Exercise instructions →
Would you find each line in the entries below with the string "nguyet" and copy it?

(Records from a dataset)
——
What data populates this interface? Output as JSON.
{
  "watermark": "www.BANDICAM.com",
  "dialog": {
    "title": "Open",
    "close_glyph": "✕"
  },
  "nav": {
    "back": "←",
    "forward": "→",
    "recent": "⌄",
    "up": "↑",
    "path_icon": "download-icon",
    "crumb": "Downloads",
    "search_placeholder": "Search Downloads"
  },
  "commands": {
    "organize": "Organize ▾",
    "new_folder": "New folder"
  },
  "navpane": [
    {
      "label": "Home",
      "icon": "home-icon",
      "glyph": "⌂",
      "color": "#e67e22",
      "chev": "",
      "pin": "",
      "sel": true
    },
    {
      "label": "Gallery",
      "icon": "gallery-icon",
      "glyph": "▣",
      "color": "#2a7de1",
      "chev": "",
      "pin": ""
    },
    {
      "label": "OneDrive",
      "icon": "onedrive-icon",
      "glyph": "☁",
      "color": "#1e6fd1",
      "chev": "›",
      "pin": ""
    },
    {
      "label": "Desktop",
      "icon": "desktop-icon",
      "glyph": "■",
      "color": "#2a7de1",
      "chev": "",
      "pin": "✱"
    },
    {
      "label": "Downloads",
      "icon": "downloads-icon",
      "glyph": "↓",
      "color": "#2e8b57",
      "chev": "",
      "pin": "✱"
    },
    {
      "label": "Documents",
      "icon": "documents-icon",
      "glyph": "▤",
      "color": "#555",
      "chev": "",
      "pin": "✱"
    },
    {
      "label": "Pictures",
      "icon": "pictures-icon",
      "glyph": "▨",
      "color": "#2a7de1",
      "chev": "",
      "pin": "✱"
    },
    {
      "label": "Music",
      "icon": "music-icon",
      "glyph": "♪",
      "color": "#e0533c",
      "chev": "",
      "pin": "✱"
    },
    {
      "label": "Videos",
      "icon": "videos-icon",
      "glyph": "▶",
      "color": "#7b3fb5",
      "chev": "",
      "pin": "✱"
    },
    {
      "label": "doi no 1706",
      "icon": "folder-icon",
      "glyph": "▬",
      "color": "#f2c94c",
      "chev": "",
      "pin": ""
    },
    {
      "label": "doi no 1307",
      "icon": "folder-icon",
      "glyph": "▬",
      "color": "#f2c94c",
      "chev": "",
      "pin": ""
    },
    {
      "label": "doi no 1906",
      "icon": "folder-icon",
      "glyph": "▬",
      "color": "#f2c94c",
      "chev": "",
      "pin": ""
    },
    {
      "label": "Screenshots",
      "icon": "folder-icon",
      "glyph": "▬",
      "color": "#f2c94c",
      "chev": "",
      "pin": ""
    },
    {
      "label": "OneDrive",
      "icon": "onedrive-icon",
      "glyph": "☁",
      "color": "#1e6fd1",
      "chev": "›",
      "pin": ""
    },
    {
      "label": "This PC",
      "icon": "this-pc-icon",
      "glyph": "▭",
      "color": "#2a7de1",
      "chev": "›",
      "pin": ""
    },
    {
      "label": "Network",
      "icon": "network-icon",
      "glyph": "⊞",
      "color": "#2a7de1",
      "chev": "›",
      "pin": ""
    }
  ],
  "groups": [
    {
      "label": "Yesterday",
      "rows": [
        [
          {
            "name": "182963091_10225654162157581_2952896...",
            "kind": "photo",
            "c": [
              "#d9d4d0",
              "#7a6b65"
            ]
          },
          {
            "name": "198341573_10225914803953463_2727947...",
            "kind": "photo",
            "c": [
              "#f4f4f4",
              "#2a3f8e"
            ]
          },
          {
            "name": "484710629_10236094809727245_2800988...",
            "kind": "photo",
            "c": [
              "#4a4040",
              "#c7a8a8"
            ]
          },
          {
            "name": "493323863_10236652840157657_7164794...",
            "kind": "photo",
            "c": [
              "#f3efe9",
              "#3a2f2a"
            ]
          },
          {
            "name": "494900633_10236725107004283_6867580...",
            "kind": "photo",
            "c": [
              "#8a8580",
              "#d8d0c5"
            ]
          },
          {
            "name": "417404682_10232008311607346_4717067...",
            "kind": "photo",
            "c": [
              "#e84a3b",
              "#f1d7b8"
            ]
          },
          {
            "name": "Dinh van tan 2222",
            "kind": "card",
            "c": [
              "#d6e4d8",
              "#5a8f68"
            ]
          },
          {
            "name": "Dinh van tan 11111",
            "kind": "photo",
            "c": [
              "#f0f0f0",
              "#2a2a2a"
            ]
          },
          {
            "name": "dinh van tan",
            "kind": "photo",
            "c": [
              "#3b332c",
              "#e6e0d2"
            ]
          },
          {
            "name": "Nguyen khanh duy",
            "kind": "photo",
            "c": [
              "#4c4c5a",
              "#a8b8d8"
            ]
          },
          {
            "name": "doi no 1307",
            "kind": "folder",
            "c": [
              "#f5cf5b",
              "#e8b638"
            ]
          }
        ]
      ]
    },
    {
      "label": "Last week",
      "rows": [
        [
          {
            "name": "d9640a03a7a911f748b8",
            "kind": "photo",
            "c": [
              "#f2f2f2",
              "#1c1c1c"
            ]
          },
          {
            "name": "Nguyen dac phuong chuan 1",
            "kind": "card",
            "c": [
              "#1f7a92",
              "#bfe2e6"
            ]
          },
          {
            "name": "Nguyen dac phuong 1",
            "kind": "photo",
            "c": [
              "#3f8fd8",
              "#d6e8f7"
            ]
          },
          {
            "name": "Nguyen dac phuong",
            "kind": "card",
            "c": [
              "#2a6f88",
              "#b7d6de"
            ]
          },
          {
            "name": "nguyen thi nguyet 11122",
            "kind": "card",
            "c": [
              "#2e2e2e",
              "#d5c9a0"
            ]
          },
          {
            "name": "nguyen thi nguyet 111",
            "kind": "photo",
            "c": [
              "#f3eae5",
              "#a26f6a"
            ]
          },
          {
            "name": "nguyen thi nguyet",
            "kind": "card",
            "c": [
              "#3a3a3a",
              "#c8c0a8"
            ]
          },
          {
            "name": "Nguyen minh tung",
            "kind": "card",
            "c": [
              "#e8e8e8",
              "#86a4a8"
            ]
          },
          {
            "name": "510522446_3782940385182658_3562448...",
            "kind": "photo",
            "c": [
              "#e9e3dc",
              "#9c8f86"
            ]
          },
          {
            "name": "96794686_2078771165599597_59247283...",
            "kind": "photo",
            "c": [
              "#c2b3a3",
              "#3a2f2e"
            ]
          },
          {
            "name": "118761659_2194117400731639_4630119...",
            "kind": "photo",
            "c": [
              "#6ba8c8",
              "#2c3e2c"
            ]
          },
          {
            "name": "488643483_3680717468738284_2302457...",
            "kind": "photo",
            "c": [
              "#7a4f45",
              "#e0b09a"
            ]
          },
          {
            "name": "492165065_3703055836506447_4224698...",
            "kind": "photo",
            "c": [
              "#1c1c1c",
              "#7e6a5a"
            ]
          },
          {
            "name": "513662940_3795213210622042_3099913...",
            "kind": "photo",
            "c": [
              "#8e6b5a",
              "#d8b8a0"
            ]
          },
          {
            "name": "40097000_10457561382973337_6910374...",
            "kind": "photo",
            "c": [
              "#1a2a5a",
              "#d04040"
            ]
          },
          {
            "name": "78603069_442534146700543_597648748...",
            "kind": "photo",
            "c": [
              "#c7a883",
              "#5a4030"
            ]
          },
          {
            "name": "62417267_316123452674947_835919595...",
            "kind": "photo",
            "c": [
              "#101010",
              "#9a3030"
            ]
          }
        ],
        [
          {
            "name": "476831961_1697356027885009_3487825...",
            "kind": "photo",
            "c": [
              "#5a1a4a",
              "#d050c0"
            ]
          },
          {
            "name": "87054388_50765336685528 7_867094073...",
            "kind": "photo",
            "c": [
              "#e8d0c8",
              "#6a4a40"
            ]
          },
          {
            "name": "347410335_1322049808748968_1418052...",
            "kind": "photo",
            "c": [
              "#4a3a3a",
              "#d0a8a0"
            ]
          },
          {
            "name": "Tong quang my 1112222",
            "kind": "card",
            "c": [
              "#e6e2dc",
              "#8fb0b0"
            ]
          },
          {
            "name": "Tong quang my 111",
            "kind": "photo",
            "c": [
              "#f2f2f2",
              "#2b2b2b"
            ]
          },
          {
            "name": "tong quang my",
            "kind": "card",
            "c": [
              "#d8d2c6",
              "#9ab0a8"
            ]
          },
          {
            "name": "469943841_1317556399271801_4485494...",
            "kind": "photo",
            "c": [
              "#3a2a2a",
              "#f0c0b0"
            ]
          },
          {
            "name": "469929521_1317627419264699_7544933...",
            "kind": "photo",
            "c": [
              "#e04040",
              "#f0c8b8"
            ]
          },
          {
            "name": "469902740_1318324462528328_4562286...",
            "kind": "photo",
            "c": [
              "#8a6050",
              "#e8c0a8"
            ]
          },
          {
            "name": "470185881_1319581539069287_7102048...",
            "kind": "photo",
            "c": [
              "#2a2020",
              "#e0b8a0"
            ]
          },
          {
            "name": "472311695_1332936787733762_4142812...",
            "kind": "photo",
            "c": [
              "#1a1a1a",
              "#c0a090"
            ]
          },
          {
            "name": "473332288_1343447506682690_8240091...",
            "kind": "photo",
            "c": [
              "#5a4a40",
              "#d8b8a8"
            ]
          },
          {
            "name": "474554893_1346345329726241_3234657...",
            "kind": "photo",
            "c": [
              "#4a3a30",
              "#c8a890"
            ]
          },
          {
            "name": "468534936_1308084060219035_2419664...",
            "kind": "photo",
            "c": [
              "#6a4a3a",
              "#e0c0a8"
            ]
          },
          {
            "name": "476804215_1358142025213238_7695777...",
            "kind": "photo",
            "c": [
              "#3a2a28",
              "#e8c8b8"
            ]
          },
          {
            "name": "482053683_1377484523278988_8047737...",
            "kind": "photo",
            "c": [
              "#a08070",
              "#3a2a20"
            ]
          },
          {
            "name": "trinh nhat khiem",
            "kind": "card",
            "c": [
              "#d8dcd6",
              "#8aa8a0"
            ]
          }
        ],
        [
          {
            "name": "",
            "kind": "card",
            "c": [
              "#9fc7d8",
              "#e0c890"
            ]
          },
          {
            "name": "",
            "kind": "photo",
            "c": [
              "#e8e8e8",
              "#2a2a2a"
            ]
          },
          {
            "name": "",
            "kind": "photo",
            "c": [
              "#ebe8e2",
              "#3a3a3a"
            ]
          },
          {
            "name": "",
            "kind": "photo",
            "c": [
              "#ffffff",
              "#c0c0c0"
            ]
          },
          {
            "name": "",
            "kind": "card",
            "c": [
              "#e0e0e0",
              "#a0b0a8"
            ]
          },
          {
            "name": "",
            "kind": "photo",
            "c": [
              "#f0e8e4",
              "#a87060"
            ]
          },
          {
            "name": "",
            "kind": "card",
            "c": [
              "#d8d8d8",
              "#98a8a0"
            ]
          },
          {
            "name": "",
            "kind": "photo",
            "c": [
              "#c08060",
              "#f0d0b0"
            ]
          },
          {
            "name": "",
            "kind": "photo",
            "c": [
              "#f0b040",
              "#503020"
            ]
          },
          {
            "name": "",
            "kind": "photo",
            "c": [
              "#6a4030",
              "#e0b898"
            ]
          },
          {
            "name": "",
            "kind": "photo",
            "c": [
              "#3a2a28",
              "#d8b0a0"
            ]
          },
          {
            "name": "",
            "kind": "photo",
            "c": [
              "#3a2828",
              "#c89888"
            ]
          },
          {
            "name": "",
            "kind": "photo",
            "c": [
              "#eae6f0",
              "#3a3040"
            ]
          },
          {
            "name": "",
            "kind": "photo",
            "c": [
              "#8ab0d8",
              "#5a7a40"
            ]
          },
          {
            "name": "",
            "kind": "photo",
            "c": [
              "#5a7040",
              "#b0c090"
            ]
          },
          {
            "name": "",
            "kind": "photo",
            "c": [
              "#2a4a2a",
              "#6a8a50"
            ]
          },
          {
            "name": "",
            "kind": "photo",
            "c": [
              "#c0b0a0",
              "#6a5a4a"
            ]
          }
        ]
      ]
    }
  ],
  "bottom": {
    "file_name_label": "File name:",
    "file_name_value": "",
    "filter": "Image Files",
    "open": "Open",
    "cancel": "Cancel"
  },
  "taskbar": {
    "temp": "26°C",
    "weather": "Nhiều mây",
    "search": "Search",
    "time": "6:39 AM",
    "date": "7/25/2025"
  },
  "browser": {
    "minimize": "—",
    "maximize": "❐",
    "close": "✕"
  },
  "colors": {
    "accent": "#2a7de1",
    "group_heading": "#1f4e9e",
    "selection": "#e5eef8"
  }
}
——
Answer →
            "name": "nguyen thi nguyet 11122",
            "name": "nguyen thi nguyet 111",
            "name": "nguyen thi nguyet",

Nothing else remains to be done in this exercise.